**What you are asked to do**
Report all lines of the records that contain "gate".

**Given information**
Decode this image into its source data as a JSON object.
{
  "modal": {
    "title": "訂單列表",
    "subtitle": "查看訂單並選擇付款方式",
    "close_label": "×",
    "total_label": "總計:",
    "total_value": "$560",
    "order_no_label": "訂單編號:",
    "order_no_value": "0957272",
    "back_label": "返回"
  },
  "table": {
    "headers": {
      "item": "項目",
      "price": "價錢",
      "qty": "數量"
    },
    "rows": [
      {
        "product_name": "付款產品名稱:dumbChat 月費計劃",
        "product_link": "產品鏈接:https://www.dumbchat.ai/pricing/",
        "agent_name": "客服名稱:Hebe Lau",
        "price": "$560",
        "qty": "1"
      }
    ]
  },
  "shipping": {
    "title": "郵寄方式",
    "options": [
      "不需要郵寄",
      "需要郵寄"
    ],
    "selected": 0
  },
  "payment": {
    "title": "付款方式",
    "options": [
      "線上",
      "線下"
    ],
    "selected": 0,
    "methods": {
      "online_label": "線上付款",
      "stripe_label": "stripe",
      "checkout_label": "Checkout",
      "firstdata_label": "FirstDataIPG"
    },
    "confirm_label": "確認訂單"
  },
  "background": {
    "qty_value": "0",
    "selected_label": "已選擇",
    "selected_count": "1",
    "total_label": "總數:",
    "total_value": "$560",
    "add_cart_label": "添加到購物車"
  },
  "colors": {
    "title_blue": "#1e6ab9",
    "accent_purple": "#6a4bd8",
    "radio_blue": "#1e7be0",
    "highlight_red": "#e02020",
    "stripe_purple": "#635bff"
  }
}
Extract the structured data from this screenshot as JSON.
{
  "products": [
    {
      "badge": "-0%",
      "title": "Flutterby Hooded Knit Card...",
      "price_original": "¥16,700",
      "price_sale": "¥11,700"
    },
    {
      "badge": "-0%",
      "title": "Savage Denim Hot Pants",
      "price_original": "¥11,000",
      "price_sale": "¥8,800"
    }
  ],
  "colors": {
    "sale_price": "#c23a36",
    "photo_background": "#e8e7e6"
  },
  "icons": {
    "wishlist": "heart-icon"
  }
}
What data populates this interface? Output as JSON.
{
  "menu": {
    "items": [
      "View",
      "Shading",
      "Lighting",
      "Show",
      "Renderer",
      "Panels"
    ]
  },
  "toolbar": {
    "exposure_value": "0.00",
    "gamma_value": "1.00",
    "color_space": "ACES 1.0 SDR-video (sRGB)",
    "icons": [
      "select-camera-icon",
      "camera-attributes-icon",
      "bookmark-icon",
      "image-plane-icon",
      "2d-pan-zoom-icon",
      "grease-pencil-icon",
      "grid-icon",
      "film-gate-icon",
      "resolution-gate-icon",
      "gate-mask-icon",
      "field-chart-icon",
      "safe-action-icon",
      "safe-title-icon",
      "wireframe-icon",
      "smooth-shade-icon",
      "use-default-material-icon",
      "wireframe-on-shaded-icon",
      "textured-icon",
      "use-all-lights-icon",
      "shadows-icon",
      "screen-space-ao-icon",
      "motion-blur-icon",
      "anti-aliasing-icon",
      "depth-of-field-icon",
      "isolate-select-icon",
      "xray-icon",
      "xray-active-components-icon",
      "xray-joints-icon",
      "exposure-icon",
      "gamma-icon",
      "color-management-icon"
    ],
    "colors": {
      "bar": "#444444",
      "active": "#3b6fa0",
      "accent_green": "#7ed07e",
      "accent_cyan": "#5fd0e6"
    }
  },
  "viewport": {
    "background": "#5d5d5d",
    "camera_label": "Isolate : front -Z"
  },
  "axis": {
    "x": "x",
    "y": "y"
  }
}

**Task response**
      "film-gate-icon",
      "resolution-gate-icon",
      "gate-mask-icon",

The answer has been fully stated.